Doomus
Occasional Visitor

HP V1910-48G stacking configuration

Hi team.

I have three HP V1910-48G switches. I want configure stacking on this switches, but i have some questions.

- Could i connect stacking switches in ring, i.e. connect SW1 with SW2, SW2 with SW3 and SW3 with SW1?

- Which load-balance algorithm working on stack ports?

- Will be a data loss during stack activation?

1 REPLY
parnassus
Honored Contributor

Re: HP V1910-48G stacking configuration

Hi, I'm not going to speak about Stacking for (centralised) Management here, this just to be clear.

The Switch type you have doesn't stack and you can't create a single logical Switch made up of stacked members, instead you can interconnect them using trunking uplinks.

Speaking about trunking two (or more) Switches using two (or more) aggregated ports (member ports) to enhance resiliency and throughput of the link that interconnect them (it's called Trunking or Bridge Aggregation or Link Aggregation in HP jargon, EtherChannel in CISCO jargon) you should then avoid any loop.

If you try to develop a Ring Topology (so you deliberately create a physical Loop) with your three Switches you're going to experience severe broadcast storm and network traffic disruption (at least until you kick in something like MSTP instead of STP/RSTP).
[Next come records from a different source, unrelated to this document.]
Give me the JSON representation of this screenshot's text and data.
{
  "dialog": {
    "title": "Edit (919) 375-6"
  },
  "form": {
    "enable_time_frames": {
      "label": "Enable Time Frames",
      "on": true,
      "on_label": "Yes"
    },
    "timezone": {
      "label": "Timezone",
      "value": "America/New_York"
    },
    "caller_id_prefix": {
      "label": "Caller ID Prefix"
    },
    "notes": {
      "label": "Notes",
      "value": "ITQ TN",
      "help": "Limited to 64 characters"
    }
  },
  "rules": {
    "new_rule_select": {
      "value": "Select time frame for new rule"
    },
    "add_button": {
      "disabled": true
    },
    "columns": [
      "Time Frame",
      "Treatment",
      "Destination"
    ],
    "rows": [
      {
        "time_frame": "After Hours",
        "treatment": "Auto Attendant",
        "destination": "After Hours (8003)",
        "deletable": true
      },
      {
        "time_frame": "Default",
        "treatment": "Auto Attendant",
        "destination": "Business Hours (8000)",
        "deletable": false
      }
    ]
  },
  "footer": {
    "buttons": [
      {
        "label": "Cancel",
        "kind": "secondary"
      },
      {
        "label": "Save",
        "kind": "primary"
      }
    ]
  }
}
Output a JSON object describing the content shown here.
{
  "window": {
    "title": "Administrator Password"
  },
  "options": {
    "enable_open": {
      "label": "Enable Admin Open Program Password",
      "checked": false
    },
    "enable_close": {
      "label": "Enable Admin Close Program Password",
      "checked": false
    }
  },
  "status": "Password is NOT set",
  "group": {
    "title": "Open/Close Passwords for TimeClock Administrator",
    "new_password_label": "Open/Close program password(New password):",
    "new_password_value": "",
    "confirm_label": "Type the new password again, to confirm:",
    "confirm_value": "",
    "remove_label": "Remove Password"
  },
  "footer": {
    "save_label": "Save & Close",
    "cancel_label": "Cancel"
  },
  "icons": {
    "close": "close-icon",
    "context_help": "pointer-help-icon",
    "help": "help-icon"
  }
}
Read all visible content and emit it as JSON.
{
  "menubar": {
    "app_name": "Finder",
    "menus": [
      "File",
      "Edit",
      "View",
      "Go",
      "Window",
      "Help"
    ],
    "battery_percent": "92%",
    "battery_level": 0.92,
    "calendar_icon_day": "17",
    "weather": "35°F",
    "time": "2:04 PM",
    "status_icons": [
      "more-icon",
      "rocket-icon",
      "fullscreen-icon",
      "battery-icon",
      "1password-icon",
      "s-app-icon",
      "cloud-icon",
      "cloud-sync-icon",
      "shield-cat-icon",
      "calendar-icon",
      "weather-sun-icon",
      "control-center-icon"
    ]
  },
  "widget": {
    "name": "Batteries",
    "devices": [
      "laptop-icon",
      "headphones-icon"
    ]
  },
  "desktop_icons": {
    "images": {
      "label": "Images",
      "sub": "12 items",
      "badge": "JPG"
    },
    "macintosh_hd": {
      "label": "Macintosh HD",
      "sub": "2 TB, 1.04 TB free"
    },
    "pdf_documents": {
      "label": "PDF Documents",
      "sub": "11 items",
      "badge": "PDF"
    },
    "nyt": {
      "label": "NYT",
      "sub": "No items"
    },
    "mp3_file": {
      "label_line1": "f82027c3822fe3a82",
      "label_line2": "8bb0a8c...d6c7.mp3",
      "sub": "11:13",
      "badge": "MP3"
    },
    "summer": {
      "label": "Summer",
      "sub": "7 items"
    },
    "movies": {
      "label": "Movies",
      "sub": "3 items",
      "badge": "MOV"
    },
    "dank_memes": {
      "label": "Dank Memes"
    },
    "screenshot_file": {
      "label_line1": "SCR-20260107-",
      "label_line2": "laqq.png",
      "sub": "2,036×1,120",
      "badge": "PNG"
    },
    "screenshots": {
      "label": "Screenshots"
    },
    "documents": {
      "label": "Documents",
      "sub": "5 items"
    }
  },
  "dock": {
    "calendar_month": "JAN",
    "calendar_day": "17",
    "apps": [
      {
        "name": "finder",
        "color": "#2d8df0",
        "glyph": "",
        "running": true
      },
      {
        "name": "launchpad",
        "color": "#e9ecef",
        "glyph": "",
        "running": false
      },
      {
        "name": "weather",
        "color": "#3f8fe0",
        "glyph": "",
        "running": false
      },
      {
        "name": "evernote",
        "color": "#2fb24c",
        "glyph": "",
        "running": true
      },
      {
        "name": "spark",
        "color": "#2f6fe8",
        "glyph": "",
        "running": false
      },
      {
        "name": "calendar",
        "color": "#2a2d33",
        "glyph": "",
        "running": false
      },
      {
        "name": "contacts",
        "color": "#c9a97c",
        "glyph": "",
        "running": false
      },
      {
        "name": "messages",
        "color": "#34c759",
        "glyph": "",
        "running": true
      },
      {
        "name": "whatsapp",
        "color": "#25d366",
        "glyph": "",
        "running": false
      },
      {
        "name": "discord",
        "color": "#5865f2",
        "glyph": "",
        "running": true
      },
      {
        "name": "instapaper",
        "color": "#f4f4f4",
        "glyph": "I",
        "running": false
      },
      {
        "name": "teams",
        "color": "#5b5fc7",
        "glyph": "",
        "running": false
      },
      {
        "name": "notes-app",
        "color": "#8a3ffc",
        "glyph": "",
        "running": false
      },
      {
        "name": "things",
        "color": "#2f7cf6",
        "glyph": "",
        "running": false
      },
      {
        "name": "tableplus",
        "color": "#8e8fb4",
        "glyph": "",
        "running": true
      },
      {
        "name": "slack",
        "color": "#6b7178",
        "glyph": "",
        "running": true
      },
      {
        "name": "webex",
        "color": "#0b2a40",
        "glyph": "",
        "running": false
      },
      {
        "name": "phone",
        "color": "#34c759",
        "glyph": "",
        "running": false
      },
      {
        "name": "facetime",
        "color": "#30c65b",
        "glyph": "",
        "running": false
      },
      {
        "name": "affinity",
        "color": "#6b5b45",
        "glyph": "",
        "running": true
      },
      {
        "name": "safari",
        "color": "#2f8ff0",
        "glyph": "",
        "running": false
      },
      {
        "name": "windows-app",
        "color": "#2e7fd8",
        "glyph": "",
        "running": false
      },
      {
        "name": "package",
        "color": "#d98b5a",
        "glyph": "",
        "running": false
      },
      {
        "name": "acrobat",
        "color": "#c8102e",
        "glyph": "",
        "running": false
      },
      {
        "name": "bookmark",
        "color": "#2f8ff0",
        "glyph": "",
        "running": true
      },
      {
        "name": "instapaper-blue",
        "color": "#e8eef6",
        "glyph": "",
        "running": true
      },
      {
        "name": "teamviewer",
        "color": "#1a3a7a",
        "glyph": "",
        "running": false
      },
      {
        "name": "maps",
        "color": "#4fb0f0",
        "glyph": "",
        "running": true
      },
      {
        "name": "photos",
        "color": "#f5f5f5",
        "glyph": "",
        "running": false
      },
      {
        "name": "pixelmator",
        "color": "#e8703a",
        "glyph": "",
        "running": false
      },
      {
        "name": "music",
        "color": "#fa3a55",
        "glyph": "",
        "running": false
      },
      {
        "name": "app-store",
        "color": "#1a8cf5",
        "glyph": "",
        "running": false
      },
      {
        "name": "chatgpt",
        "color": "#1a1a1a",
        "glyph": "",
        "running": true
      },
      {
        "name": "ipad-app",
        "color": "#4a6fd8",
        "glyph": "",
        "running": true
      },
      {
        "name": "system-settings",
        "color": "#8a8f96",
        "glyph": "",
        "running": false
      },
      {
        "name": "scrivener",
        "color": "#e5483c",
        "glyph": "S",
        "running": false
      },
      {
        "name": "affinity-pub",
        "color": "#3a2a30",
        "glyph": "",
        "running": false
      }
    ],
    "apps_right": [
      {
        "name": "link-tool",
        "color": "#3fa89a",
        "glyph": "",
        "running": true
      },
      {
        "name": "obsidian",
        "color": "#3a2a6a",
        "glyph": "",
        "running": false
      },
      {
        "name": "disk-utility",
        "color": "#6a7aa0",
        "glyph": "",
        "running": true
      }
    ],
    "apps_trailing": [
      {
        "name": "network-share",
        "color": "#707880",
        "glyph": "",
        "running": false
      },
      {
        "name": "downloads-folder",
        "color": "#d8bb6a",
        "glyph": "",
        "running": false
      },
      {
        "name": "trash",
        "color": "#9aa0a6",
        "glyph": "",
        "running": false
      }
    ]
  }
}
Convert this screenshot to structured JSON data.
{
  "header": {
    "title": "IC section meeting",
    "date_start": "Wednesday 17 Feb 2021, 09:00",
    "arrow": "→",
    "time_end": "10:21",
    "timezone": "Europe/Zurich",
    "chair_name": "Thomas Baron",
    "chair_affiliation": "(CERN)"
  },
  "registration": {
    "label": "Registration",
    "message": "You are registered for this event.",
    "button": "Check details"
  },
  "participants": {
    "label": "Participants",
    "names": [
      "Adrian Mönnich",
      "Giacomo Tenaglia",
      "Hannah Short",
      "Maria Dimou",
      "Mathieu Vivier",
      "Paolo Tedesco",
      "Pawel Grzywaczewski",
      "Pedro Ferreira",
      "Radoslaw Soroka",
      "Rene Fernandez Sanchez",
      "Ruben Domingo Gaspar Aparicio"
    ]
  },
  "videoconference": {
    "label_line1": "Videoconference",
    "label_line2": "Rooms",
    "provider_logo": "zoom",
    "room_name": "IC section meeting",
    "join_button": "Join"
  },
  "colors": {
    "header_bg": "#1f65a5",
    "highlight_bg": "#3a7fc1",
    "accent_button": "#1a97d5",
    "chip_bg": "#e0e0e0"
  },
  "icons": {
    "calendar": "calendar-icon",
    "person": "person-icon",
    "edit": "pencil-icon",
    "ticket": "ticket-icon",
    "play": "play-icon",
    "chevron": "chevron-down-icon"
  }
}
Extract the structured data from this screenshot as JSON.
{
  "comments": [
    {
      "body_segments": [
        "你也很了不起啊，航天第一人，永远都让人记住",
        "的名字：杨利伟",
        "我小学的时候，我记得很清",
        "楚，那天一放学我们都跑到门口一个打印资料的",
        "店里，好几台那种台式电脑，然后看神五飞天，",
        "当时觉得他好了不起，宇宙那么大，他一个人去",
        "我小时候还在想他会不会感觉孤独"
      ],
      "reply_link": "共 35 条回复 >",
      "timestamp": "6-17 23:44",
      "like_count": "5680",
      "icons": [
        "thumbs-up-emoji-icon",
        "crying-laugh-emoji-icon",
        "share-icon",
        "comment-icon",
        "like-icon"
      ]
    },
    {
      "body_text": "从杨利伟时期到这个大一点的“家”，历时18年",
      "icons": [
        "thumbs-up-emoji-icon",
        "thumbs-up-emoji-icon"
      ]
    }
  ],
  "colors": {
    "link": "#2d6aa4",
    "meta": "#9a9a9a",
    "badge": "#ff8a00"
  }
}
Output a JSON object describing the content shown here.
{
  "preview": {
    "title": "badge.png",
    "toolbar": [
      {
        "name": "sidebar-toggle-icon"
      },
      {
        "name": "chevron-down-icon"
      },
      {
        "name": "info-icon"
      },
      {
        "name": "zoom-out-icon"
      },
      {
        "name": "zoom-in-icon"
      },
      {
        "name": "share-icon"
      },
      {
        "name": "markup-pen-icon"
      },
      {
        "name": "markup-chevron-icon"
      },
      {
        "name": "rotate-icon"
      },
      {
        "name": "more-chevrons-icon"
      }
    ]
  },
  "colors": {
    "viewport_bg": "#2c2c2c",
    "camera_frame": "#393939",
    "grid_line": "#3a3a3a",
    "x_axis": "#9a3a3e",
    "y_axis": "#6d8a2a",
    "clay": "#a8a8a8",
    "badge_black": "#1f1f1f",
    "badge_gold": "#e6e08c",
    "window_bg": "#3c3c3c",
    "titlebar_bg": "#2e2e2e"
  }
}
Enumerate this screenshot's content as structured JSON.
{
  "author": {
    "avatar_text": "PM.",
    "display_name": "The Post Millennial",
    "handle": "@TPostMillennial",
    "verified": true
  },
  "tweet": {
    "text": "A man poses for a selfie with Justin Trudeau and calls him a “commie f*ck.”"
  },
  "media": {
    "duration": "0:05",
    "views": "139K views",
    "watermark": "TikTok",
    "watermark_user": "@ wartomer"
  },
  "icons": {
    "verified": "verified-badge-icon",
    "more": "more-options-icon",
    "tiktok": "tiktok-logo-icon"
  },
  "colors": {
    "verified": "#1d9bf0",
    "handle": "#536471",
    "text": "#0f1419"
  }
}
If you need to interconnect two (or more) Switches using HP's LAG (Link Aggregation Groups, generally with up to 8 member ports per Group as the maximum threshold) and adopting Static (non-protocol) or LACP (IEEE802.3ad protocol) then you should plan either a Daisy-Chain Topology (where Switches are "cascated" togheter) or a Star Topology (where a core Switch collects all Trunks from your edge Switches), clearly the best choice is dependant on your scenario, your requirements and the number (and role) of involved Switches and the availability/type of Physical Links between them.

With similar Switches (from the same vendor, same models and with the same System Software version) a good choice is to use LACP Dynamic. It's pretty straightforward and runs very well.

If you're starting from three Switches yet inter-linked with single links then you need to first define LAG, Members and Static/LACP on each Switch, disable running links and connect physically (or enable if disabled) involved LAG ports. A minimum of disruption is going to happen.

If you're starting from three Switches not yet inter-linked then you shouldn't worry about any traffic disruption since there isn't any traffic between them yet.

See the Chapter "Configuring link aggregation and LACP" on page 198 here.